The writer is played by Michel Piccoli (that marvelously sinister star of Bunuel's "Diary of a Chambermaid"). He lives with his wife, a mute, in an isolated village where they become the center of gossip. But all the time he is transmuting the residents of the village into characters in a novel he is writing. The novel is about a man who manufactures small disks; when one of them is slipped into a person's pocket, he becomes a robot subject to the commands of the manufacturer.

As the writer thinks about this gadget and wanders through the town observing his neighbors, Varda occasionally cuts to a red-tinted screen that shows hypothetical scenes of the villagers as robots. These fantasies are related to the writer's feelings toward his wife (the lovely Catherine Deneuve). She became mute after an auto accident for psychological reasons, apparently, and not physical ones. Now she is pregnant; the writer's ideas about creation and control mirror his attitude toward her.

Halfway into the movie, the writer imagines that one of his neighbors who lives in a tower, has a secret room filled with electronic gear that can control people's actions. The man challenges the writer to a chess game in which the pawns will be the villagers. Complicated rules are set up, and they begin to play.

Advertisement

The way they manipulate lives (rejecting some possibilities, experimenting with others) resembles the way human experience was treated in "Last Year at Marienbad."

But Varda is more concrete in her symbolism; actual people are manipulated on the chessboard, and buttons are pushed to guide their actions. This fantasy is played against a background of Piccoli's relationship with his pregnant wife, who fittingly enough has a baby at the end of the film (just as he gives birth to his completed story).

But "Les Creatures" is not quite as pat as I've made it sound; in fact, it's involved enough that sometimes we can't find the line between the story and the fantasies. That is perhaps what Miss Varda wants to realize: that our past is factual, but our future is flexible, and that as people living in time we are constantly creating our lives, just as a novelist creates his story.

Advertisement

Popular Blog Posts

Oscar's History of Pickiness

At the ripe age of 89, Oscar can still be a notoriously picky fellow when it comes to what constitutes a contender fo...

Who do you read? Good Roger, or Bad Roger?

This message came to me from a reader named Peter Svensland. He and a fr...

Netflix's "A Series of Unfortunate Events" an Unfunny Parody of Sadness

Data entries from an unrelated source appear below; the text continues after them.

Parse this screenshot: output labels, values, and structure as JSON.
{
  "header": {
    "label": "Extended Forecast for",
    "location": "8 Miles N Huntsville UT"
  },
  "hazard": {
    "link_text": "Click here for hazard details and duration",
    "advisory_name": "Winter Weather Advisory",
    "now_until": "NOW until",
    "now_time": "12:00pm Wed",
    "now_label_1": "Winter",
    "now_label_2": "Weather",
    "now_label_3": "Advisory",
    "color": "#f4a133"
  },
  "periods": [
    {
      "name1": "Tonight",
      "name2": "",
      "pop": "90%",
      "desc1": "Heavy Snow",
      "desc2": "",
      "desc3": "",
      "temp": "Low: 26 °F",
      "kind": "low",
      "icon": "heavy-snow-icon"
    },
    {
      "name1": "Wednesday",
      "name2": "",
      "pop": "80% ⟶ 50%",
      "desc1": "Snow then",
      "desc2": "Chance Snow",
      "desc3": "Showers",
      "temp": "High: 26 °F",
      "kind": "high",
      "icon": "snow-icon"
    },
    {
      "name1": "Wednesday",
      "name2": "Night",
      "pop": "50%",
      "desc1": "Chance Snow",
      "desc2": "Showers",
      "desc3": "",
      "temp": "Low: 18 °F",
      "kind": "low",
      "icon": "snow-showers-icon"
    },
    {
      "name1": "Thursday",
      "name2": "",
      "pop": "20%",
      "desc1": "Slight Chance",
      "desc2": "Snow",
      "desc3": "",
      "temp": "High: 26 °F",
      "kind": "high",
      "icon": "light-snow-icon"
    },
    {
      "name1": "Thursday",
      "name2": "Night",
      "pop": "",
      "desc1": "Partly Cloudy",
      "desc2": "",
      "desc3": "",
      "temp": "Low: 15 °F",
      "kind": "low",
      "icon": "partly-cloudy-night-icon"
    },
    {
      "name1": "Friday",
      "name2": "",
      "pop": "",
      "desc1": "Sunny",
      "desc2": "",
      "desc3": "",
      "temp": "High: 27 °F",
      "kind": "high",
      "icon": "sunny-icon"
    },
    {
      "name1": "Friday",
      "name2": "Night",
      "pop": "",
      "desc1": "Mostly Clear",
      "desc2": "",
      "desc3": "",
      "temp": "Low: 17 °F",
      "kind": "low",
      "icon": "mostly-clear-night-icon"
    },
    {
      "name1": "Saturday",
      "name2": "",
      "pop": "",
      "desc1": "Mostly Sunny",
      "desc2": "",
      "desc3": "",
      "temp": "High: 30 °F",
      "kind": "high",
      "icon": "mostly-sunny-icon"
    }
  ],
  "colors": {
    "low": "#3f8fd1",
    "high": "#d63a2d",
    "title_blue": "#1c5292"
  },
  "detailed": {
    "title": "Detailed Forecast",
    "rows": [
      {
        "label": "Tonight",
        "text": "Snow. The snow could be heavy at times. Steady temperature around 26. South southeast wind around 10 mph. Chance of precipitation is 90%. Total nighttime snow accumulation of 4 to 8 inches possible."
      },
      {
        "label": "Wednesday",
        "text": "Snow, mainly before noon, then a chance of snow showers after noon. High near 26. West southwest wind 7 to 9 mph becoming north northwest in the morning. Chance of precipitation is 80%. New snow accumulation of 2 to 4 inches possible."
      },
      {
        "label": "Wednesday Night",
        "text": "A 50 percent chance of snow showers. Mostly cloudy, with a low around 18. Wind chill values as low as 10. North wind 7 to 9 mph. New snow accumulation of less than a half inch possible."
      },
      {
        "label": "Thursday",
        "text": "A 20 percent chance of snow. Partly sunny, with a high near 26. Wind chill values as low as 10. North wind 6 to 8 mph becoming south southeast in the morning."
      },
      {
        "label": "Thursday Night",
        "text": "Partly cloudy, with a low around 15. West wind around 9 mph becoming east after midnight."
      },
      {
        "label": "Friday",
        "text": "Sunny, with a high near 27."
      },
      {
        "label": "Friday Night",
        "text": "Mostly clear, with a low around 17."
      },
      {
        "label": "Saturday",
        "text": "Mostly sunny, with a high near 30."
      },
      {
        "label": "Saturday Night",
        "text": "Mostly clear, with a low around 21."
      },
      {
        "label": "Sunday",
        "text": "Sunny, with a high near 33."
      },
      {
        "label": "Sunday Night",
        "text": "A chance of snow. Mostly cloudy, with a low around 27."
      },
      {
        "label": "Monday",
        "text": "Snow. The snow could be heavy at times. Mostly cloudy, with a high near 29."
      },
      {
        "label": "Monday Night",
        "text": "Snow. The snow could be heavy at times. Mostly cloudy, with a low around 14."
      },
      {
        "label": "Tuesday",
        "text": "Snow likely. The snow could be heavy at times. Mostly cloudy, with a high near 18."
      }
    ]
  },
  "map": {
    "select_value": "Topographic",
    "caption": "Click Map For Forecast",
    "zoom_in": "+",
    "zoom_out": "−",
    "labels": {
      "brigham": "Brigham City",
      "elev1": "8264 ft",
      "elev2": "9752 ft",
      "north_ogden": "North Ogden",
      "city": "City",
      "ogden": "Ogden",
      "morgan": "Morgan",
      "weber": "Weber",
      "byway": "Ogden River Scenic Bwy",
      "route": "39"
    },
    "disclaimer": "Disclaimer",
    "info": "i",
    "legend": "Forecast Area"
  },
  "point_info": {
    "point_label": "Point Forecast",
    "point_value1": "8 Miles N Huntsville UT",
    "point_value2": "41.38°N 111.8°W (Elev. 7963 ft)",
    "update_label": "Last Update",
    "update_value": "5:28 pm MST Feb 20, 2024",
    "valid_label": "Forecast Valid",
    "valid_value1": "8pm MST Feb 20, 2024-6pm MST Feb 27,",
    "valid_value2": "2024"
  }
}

A review of Netflix's new series, Lemony Snicket's "A Series of Unfortunate Events," which premieres January 13.

If We Picked the Winners 2017

The RogerEbert.com staff picks for the Oscars.

Reveal Comments
comments powered by Disqus